Records for processing:
#####

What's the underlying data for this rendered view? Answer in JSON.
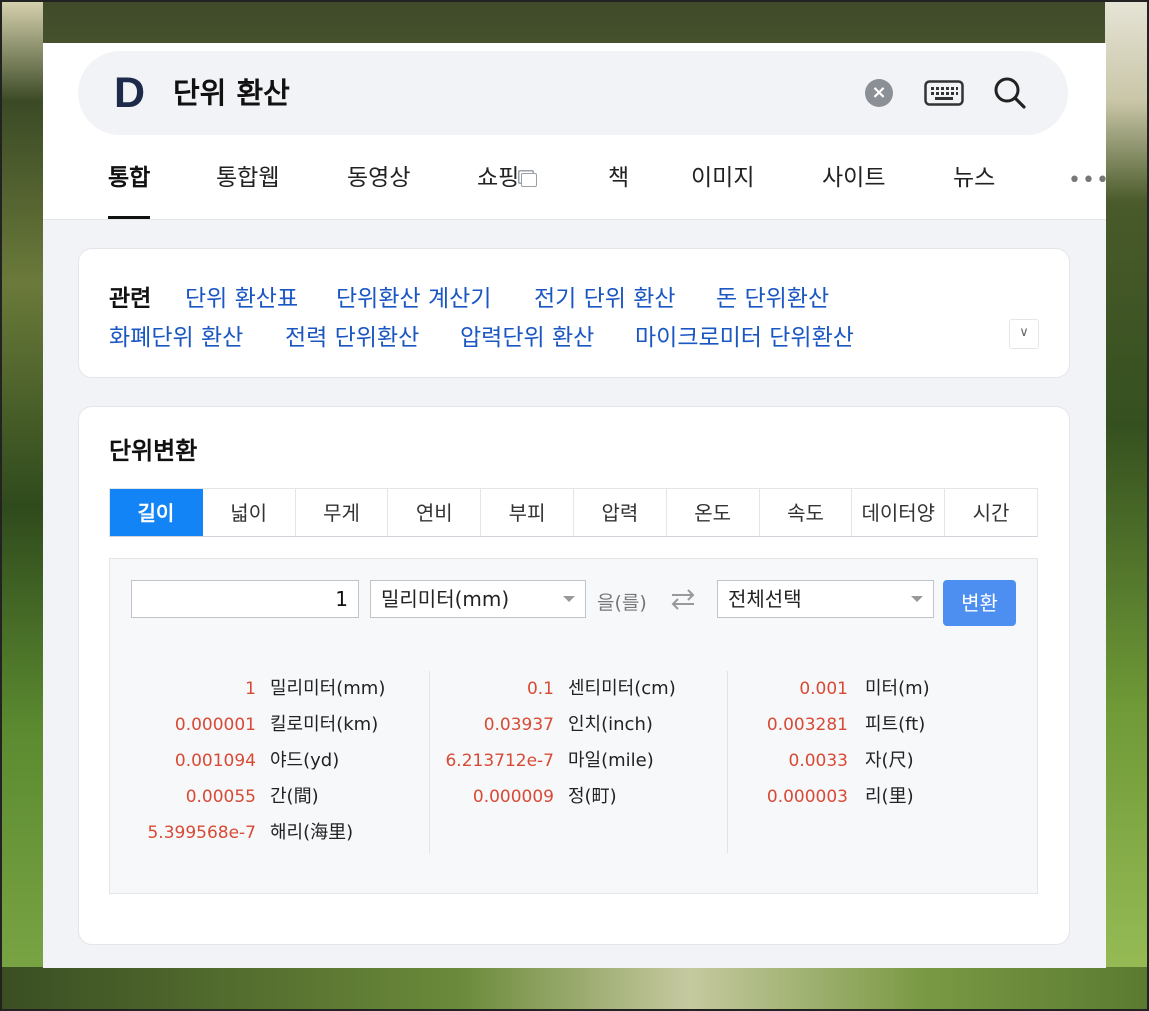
{
  "search": {
    "logo": "D",
    "query": "단위 환산"
  },
  "tabs": [
    {
      "label": "통합",
      "active": true
    },
    {
      "label": "통합웹"
    },
    {
      "label": "동영상"
    },
    {
      "label": "쇼핑"
    },
    {
      "label": "책"
    },
    {
      "label": "이미지"
    },
    {
      "label": "사이트"
    },
    {
      "label": "뉴스"
    }
  ],
  "related": {
    "title": "관련",
    "links": [
      "단위 환산표",
      "단위환산 계산기",
      "전기 단위 환산",
      "돈 단위환산",
      "화폐단위 환산",
      "전력 단위환산",
      "압력단위 환산",
      "마이크로미터 단위환산"
    ]
  },
  "converter": {
    "title": "단위변환",
    "categories": [
      "길이",
      "넓이",
      "무게",
      "연비",
      "부피",
      "압력",
      "온도",
      "속도",
      "데이터양",
      "시간"
    ],
    "active_category": "길이",
    "input_value": "1",
    "from_unit": "밀리미터(mm)",
    "particle": "을(를)",
    "to_unit": "전체선택",
    "convert_label": "변환",
    "results": [
      [
        {
          "value": "1",
          "unit": "밀리미터(mm)"
        },
        {
          "value": "0.000001",
          "unit": "킬로미터(km)"
        },
        {
          "value": "0.001094",
          "unit": "야드(yd)"
        },
        {
          "value": "0.00055",
          "unit": "간(間)"
        },
        {
          "value": "5.399568e-7",
          "unit": "해리(海里)"
        }
      ],
      [
        {
          "value": "0.1",
          "unit": "센티미터(cm)"
        },
        {
          "value": "0.03937",
          "unit": "인치(inch)"
        },
        {
          "value": "6.213712e-7",
          "unit": "마일(mile)"
        },
        {
          "value": "0.000009",
          "unit": "정(町)"
        }
      ],
      [
        {
          "value": "0.001",
          "unit": "미터(m)"
        },
        {
          "value": "0.003281",
          "unit": "피트(ft)"
        },
        {
          "value": "0.0033",
          "unit": "자(尺)"
        },
        {
          "value": "0.000003",
          "unit": "리(里)"
        }
      ]
    ]
  }
}
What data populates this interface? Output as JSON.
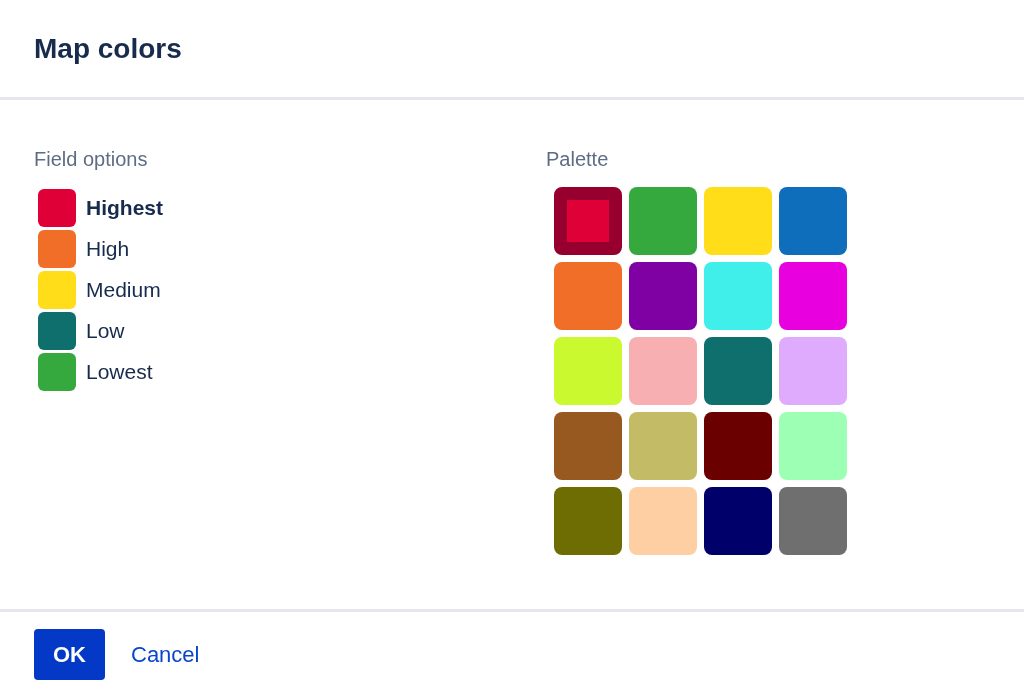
{
  "title": "Map colors",
  "field_options": {
    "heading": "Field options",
    "items": [
      {
        "label": "Highest",
        "color": "#de0037",
        "selected": true
      },
      {
        "label": "High",
        "color": "#f06e27",
        "selected": false
      },
      {
        "label": "Medium",
        "color": "#ffdd19",
        "selected": false
      },
      {
        "label": "Low",
        "color": "#0f6f6d",
        "selected": false
      },
      {
        "label": "Lowest",
        "color": "#36a93e",
        "selected": false
      }
    ]
  },
  "palette": {
    "heading": "Palette",
    "swatches": [
      {
        "color": "#de0037",
        "selected": true
      },
      {
        "color": "#36a93e",
        "selected": false
      },
      {
        "color": "#ffdd19",
        "selected": false
      },
      {
        "color": "#0f6ebc",
        "selected": false
      },
      {
        "color": "#f06e27",
        "selected": false
      },
      {
        "color": "#7f00a3",
        "selected": false
      },
      {
        "color": "#40eeea",
        "selected": false
      },
      {
        "color": "#e800df",
        "selected": false
      },
      {
        "color": "#cbf92f",
        "selected": false
      },
      {
        "color": "#f7afb2",
        "selected": false
      },
      {
        "color": "#0f6f6d",
        "selected": false
      },
      {
        "color": "#dfacfd",
        "selected": false
      },
      {
        "color": "#975920",
        "selected": false
      },
      {
        "color": "#c3bb66",
        "selected": false
      },
      {
        "color": "#6b0000",
        "selected": false
      },
      {
        "color": "#9dffb3",
        "selected": false
      },
      {
        "color": "#6d6d04",
        "selected": false
      },
      {
        "color": "#fdcfa3",
        "selected": false
      },
      {
        "color": "#00006b",
        "selected": false
      },
      {
        "color": "#6f6f6f",
        "selected": false
      }
    ]
  },
  "buttons": [
    {
      "label": "OK",
      "kind": "primary"
    },
    {
      "label": "Cancel",
      "kind": "link"
    }
  ]
}
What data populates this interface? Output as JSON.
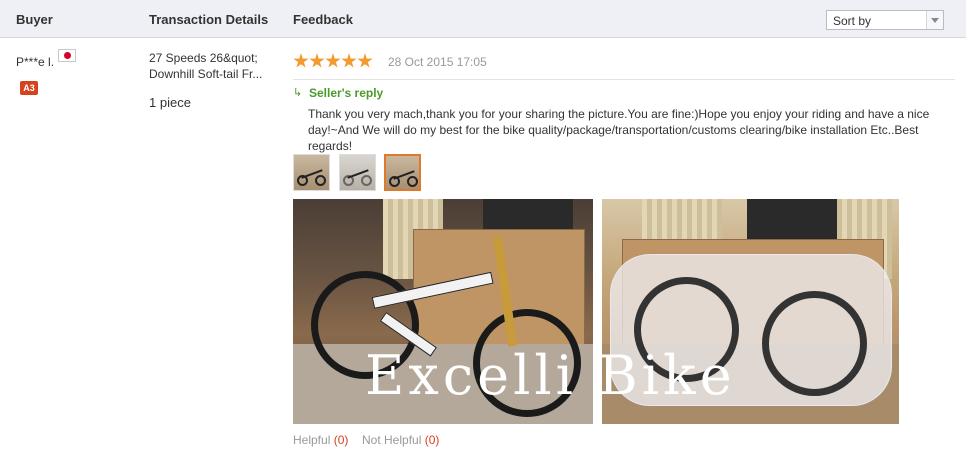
{
  "table": {
    "columns": {
      "buyer": "Buyer",
      "transaction": "Transaction Details",
      "feedback": "Feedback"
    },
    "sort": {
      "label": "Sort by"
    }
  },
  "review": {
    "buyer": {
      "name": "P***e l.",
      "country_flag": "japan-flag-icon",
      "level_badge": "A3"
    },
    "transaction": {
      "product": "27 Speeds 26&quot; Downhill Soft-tail Fr...",
      "quantity": "1 piece"
    },
    "rating": 5,
    "date": "28 Oct 2015 17:05",
    "seller_reply": {
      "label": "Seller's reply",
      "text": "Thank you very mach,thank you for your sharing the picture.You are fine:)Hope you enjoy your riding and have a nice day!~And We will do my best for the bike quality/package/transportation/customs clearing/bike installation Etc..Best regards!"
    },
    "watermark": "Excelli Bike",
    "helpful": {
      "label": "Helpful",
      "count": "(0)"
    },
    "not_helpful": {
      "label": "Not Helpful",
      "count": "(0)"
    }
  },
  "colors": {
    "accent": "#f49a2d",
    "reply_green": "#4c9a2a",
    "badge": "#d6421e"
  }
}
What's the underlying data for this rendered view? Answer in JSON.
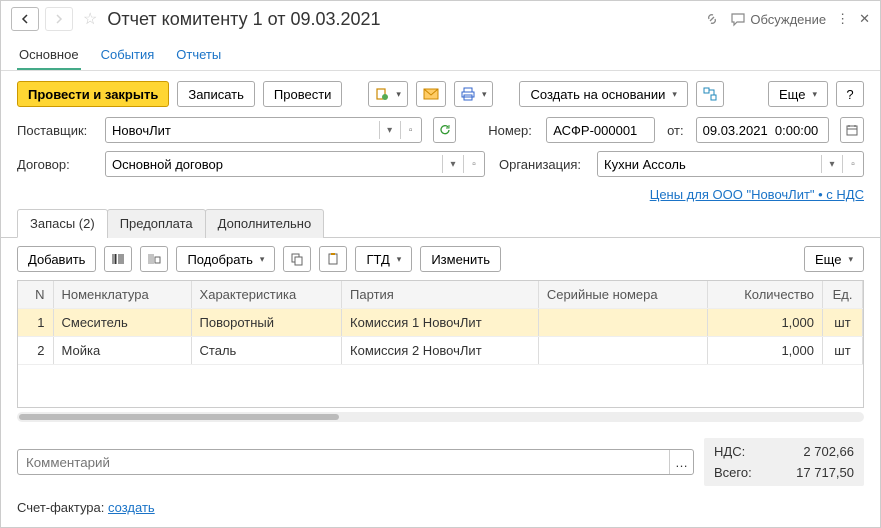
{
  "title": "Отчет комитенту 1 от 09.03.2021",
  "discussion_label": "Обсуждение",
  "nav_tabs": {
    "main": "Основное",
    "events": "События",
    "reports": "Отчеты"
  },
  "toolbar": {
    "post_close": "Провести и закрыть",
    "save": "Записать",
    "post": "Провести",
    "create_based": "Создать на основании",
    "more": "Еще",
    "help": "?"
  },
  "fields": {
    "supplier_label": "Поставщик:",
    "supplier_value": "НовочЛит",
    "number_label": "Номер:",
    "number_value": "АСФР-000001",
    "date_label": "от:",
    "date_value": "09.03.2021  0:00:00",
    "contract_label": "Договор:",
    "contract_value": "Основной договор",
    "org_label": "Организация:",
    "org_value": "Кухни Ассоль"
  },
  "price_link": "Цены для ООО \"НовочЛит\" • с НДС",
  "inner_tabs": {
    "stock": "Запасы (2)",
    "prepay": "Предоплата",
    "extra": "Дополнительно"
  },
  "table_toolbar": {
    "add": "Добавить",
    "select": "Подобрать",
    "gtd": "ГТД",
    "change": "Изменить",
    "more": "Еще"
  },
  "table": {
    "headers": {
      "n": "N",
      "nom": "Номенклатура",
      "char": "Характеристика",
      "batch": "Партия",
      "serial": "Серийные номера",
      "qty": "Количество",
      "unit": "Ед."
    },
    "rows": [
      {
        "n": "1",
        "nom": "Смеситель",
        "char": "Поворотный",
        "batch": "Комиссия 1 НовочЛит",
        "serial": "",
        "qty": "1,000",
        "unit": "шт",
        "selected": true
      },
      {
        "n": "2",
        "nom": "Мойка",
        "char": "Сталь",
        "batch": "Комиссия 2 НовочЛит",
        "serial": "",
        "qty": "1,000",
        "unit": "шт",
        "selected": false
      }
    ]
  },
  "comment_placeholder": "Комментарий",
  "totals": {
    "vat_label": "НДС:",
    "vat_value": "2 702,66",
    "total_label": "Всего:",
    "total_value": "17 717,50"
  },
  "invoice": {
    "label": "Счет-фактура:",
    "link": "создать"
  }
}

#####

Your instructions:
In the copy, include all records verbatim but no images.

Final answer:
What's the underlying data for this rendered view? Answer in JSON.
{
  "search": {
    "logo": "D",
    "query": "단위 환산"
  },
  "tabs": [
    {
      "label": "통합",
      "active": true
    },
    {
      "label": "통합웹"
    },
    {
      "label": "동영상"
    },
    {
      "label": "쇼핑"
    },
    {
      "label": "책"
    },
    {
      "label": "이미지"
    },
    {
      "label": "사이트"
    },
    {
      "label": "뉴스"
    }
  ],
  "related": {
    "title": "관련",
    "links": [
      "단위 환산표",
      "단위환산 계산기",
      "전기 단위 환산",
      "돈 단위환산",
      "화폐단위 환산",
      "전력 단위환산",
      "압력단위 환산",
      "마이크로미터 단위환산"
    ]
  },
  "converter": {
    "title": "단위변환",
    "categories": [
      "길이",
      "넓이",
      "무게",
      "연비",
      "부피",
      "압력",
      "온도",
      "속도",
      "데이터양",
      "시간"
    ],
    "active_category": "길이",
    "input_value": "1",
    "from_unit": "밀리미터(mm)",
    "particle": "을(를)",
    "to_unit": "전체선택",
    "convert_label": "변환",
    "results": [
      [
        {
          "value": "1",
          "unit": "밀리미터(mm)"
        },
        {
          "value": "0.000001",
          "unit": "킬로미터(km)"
        },
        {
          "value": "0.001094",
          "unit": "야드(yd)"
        },
        {
          "value": "0.00055",
          "unit": "간(間)"
        },
        {
          "value": "5.399568e-7",
          "unit": "해리(海里)"
        }
      ],
      [
        {
          "value": "0.1",
          "unit": "센티미터(cm)"
        },
        {
          "value": "0.03937",
          "unit": "인치(inch)"
        },
        {
          "value": "6.213712e-7",
          "unit": "마일(mile)"
        },
        {
          "value": "0.000009",
          "unit": "정(町)"
        }
      ],
      [
        {
          "value": "0.001",
          "unit": "미터(m)"
        },
        {
          "value": "0.003281",
          "unit": "피트(ft)"
        },
        {
          "value": "0.0033",
          "unit": "자(尺)"
        },
        {
          "value": "0.000003",
          "unit": "리(里)"
        }
      ]
    ]
  }
}
What data populates this interface? Output as JSON.
{
  "title": "Map colors",
  "field_options": {
    "heading": "Field options",
    "items": [
      {
        "label": "Highest",
        "color": "#de0037",
        "selected": true
      },
      {
        "label": "High",
        "color": "#f06e27",
        "selected": false
      },
      {
        "label": "Medium",
        "color": "#ffdd19",
        "selected": false
      },
      {
        "label": "Low",
        "color": "#0f6f6d",
        "selected": false
      },
      {
        "label": "Lowest",
        "color": "#36a93e",
        "selected": false
      }
    ]
  },
  "palette": {
    "heading": "Palette",
    "swatches": [
      {
        "color": "#de0037",
        "selected": true
      },
      {
        "color": "#36a93e",
        "selected": false
      },
      {
        "color": "#ffdd19",
        "selected": false
      },
      {
        "color": "#0f6ebc",
        "selected": false
      },
      {
        "color": "#f06e27",
        "selected": false
      },
      {
        "color": "#7f00a3",
        "selected": false
      },
      {
        "color": "#40eeea",
        "selected": false
      },
      {
        "color": "#e800df",
        "selected": false
      },
      {
        "color": "#cbf92f",
        "selected": false
      },
      {
        "color": "#f7afb2",
        "selected": false
      },
      {
        "color": "#0f6f6d",
        "selected": false
      },
      {
        "color": "#dfacfd",
        "selected": false
      },
      {
        "color": "#975920",
        "selected": false
      },
      {
        "color": "#c3bb66",
        "selected": false
      },
      {
        "color": "#6b0000",
        "selected": false
      },
      {
        "color": "#9dffb3",
        "selected": false
      },
      {
        "color": "#6d6d04",
        "selected": false
      },
      {
        "color": "#fdcfa3",
        "selected": false
      },
      {
        "color": "#00006b",
        "selected": false
      },
      {
        "color": "#6f6f6f",
        "selected": false
      }
    ]
  },
  "buttons": [
    {
      "label": "OK",
      "kind": "primary"
    },
    {
      "label": "Cancel",
      "kind": "link"
    }
  ]
}
What data populates this interface? Output as JSON.
{
  "table": {
    "columns": {
      "buyer": "Buyer",
      "transaction": "Transaction Details",
      "feedback": "Feedback"
    },
    "sort": {
      "label": "Sort by"
    }
  },
  "review": {
    "buyer": {
      "name": "P***e l.",
      "country_flag": "japan-flag-icon",
      "level_badge": "A3"
    },
    "transaction": {
      "product": "27 Speeds 26&quot; Downhill Soft-tail Fr...",
      "quantity": "1 piece"
    },
    "rating": 5,
    "date": "28 Oct 2015 17:05",
    "seller_reply": {
      "label": "Seller's reply",
      "text": "Thank you very mach,thank you for your sharing the picture.You are fine:)Hope you enjoy your riding and have a nice day!~And We will do my best for the bike quality/package/transportation/customs clearing/bike installation Etc..Best regards!"
    },
    "watermark": "Excelli Bike",
    "helpful": {
      "label": "Helpful",
      "count": "(0)"
    },
    "not_helpful": {
      "label": "Not Helpful",
      "count": "(0)"
    }
  },
  "colors": {
    "accent": "#f49a2d",
    "reply_green": "#4c9a2a",
    "badge": "#d6421e"
  }
}
What's the underlying data for this rendered view? Answer in JSON.
{
  "title": "Отчет комитенту 1 от 09.03.2021",
  "discussion_label": "Обсуждение",
  "nav_tabs": {
    "main": "Основное",
    "events": "События",
    "reports": "Отчеты"
  },
  "toolbar": {
    "post_close": "Провести и закрыть",
    "save": "Записать",
    "post": "Провести",
    "create_based": "Создать на основании",
    "more": "Еще",
    "help": "?"
  },
  "fields": {
    "supplier_label": "Поставщик:",
    "supplier_value": "НовочЛит",
    "number_label": "Номер:",
    "number_value": "АСФР-000001",
    "date_label": "от:",
    "date_value": "09.03.2021  0:00:00",
    "contract_label": "Договор:",
    "contract_value": "Основной договор",
    "org_label": "Организация:",
    "org_value": "Кухни Ассоль"
  },
  "price_link": "Цены для ООО \"НовочЛит\" • с НДС",
  "inner_tabs": {
    "stock": "Запасы (2)",
    "prepay": "Предоплата",
    "extra": "Дополнительно"
  },
  "table_toolbar": {
    "add": "Добавить",
    "select": "Подобрать",
    "gtd": "ГТД",
    "change": "Изменить",
    "more": "Еще"
  },
  "table": {
    "headers": {
      "n": "N",
      "nom": "Номенклатура",
      "char": "Характеристика",
      "batch": "Партия",
      "serial": "Серийные номера",
      "qty": "Количество",
      "unit": "Ед."
    },
    "rows": [
      {
        "n": "1",
        "nom": "Смеситель",
        "char": "Поворотный",
        "batch": "Комиссия 1 НовочЛит",
        "serial": "",
        "qty": "1,000",
        "unit": "шт",
        "selected": true
      },
      {
        "n": "2",
        "nom": "Мойка",
        "char": "Сталь",
        "batch": "Комиссия 2 НовочЛит",
        "serial": "",
        "qty": "1,000",
        "unit": "шт",
        "selected": false
      }
    ]
  },
  "comment_placeholder": "Комментарий",
  "totals": {
    "vat_label": "НДС:",
    "vat_value": "2 702,66",
    "total_label": "Всего:",
    "total_value": "17 717,50"
  },
  "invoice": {
    "label": "Счет-фактура:",
    "link": "создать"
  }
}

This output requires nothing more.